On Saturday Sep 8th, it was Janmashtami a.k.a Sri Jayanthi i.e Lord Krishna’s birthday.
‘Saturday? Was it not over a month ago?’ I can almost see all those eyebrows going up dubiously.
Well, it was celebrated in most parts of India a month ago and Facebook was teeming with pictures of little ones dressed up in dhotis and peacock feathers with tilaks on their foreheads. But for a selected few sects in India, including mine, Janmashtami was on Saturday. Now how can the same deity have his birthday on two different days that too a month apart? Well, I guess only the deity Himself can answer that perplexing question. Anyways it was celebrated at my place on Saturday, period.
As soon as V got up in the morning, I told him , ‘Hey its Krishnar umaachi(God in toddler’s dictionary)’s birthday today.’ He thought for a second and responded ‘Birthday?Cake,Candles?’ Hmm, not a bad idea!
With a lot of enthusiasm I started my preparations for the evening pooja.
Task One I assigned to myself was a herculean and a very arduous and dangerous one. ‘The making of the Seedai’, a savoury made of rice and urad dhall flour. Basically small balls of dough deep fried in oil.
Even experienced hands of twenty to thirty years can goof up when it comes to seedai. On one hand, for various reasons, there is a high probability of it bursting while frying. The kitchen(it belongs to my landlord anyways) and my face (now that’s more personal) were at risk. Every recipe for the same would be accompanied by various tips for avoiding this explosion. On the other hand, if improperly cooked they can become so hard, that without a second thought they could be shipped to dentists all over the world. Tooth Extraction Made Easy!
Anyways I belong to the group that gets inspiration from Vijay films …’Once I decide, I don’t listen even to myself’ (Wanted has a similar dialogue I suppose).
After doing some research for the recipe(my maiden attempt), I prepared the dough strictly as per instructions.

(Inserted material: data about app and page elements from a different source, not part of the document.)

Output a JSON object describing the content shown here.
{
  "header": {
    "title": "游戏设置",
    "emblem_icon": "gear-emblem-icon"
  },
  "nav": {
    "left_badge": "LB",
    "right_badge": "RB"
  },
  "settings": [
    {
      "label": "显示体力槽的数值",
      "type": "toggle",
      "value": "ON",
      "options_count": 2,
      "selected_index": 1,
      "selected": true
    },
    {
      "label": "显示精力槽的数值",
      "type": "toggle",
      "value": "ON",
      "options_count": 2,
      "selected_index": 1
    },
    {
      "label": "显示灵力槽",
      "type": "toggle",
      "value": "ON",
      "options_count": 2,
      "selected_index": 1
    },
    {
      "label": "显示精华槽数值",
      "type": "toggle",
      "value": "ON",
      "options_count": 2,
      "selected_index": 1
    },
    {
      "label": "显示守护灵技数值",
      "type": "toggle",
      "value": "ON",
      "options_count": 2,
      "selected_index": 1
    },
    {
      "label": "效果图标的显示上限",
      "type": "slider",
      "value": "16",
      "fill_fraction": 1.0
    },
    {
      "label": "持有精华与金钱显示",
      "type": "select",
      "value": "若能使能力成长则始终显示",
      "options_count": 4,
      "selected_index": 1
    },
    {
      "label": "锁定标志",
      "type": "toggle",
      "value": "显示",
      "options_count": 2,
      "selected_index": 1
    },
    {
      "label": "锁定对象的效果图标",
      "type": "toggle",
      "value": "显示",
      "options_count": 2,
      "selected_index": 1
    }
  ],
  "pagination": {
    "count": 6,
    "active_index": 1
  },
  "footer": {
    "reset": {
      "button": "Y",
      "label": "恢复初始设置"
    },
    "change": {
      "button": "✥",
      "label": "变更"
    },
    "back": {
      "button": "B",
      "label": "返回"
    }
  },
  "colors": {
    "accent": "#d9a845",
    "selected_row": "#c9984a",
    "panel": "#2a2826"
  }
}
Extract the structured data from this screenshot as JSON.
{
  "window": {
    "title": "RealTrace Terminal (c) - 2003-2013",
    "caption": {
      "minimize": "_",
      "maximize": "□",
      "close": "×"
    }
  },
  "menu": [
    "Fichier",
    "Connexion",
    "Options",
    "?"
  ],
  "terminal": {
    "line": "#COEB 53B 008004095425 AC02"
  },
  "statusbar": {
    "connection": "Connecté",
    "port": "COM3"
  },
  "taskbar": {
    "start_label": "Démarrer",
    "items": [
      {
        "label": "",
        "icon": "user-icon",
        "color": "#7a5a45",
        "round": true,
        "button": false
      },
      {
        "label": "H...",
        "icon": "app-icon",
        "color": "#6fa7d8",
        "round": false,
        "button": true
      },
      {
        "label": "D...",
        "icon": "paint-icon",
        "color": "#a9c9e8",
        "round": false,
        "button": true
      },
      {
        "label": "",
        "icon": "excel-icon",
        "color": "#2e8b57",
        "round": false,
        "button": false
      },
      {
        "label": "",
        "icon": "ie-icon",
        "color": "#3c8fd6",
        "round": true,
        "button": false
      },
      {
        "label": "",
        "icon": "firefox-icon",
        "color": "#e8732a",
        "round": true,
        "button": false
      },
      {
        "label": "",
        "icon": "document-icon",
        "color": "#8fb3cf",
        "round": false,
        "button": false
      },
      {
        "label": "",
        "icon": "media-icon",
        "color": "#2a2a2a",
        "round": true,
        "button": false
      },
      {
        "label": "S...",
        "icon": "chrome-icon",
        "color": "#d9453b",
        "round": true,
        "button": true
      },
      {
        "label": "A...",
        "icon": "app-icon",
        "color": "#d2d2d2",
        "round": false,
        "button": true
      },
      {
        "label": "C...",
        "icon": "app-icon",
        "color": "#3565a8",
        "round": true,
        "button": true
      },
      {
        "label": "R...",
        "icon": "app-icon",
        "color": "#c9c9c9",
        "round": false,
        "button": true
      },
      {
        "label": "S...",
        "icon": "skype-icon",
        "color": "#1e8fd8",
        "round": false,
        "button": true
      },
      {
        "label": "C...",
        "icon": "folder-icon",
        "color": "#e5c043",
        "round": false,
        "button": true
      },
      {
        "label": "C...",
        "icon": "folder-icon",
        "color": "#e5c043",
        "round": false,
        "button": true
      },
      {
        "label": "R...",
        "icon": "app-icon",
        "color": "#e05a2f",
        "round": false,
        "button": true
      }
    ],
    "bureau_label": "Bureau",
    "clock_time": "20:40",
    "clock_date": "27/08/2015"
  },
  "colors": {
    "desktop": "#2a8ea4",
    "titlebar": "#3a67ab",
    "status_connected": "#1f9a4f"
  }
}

Rolling the dough into small balls....Boy! That was tiring….It seemed like an endless task which I somehow managed to complete. Someone please invent a machine for that!
Anyways, some sweet soul on the internet had mentioned that, if your pierce the dough balls with a needle they would not burst.
There is a section of the brain called ‘Stupid Idea Zone’. This section has the habit of disguising itself as the ‘Eureka Zone’ and ends up giving really dumb ideas which the remaining grey cells accept after a standing ovation. This section suddenly said ‘Hey, Y needle? You are the symbol of East-West fusion. Use a fork to prick them’. I took out this huge fork and pricked the balls making sure that three four proper holes had been made.
I said a small prayer ‘Look, I am making them for you. So please don’t let it burst!’
Then I started frying them and Wow! They were a darling bunch of seedais that came out perfectly. A beautiful golden brown in color and the lovely smells that came while frying made me nostalgic.
The thing about the festival is that you get to taste what you have made only after the pooja got over in the evening.
I could not wait that long to display and telecast my pride and so wasting no time, I showed them to my husband with a perfect display of bragging and informed my mother-in-law back home that my seedais came out perfectly without any untoward occurrences.
It was soon evening and pertaining to the tradition I started drawing small feet patterns with rice flour paste on the floor (ezhai Kolam)starting from the entrance and culminating at the pooja area. This is a tradition that symbolizes Krishna visiting our homes.
As I was doing so, V went to the kitchen, carried the mop much bigger than himself to the hall with all his strength and started vigorously rubbing off the kutti kaal(tiny feet).
’One is not supposed to dirty the floors and should clean it up in case something spills!’ After listening to this innumerable number of times, he could not reason out why mommy was bent upon making the floors untidy.Finally it was pooja time and once done, I could hardly wait to taste the seedai of my success.
My husband being an ardent fan of this savoury , quickly popped a few into his mouth.
I waited with an eager expression on my face like those participants of Master Chef awaiting the judges remarks. ‘Hmm, its nice and tasty but not very crispy or kara-kara’ was the verdict. ‘ Ideal for people without teeth’ he added with a wink. I put a few in my mouth and they tasted like pakodas and vadas that had fallen into water…No crispness at all…and it required an imitation of the cud-chewing of cows and buffalos to mince them before sending them down the food pipe!
There are moments in life when the memory section of the brain starts flashing proverbs and sayings. ‘Appearances are deceptive, Appearances are deceptive.’ A voice like that of Superstar Rajinikanth repeated in a punch dialogue fashion in my head.
My poor husband tried pacifying me saying that except for that the taste and smell were close to perfection. Anyways, lessons learnt.
1) Don’t keep referring to the internet for tips
2) If you do, follow them religiously. Don’t tweak them with your own ideas
3) If you do that as well, don’t blow your horn, unless you are absolutely sure of the outcome.
Jai Shri Krishna! J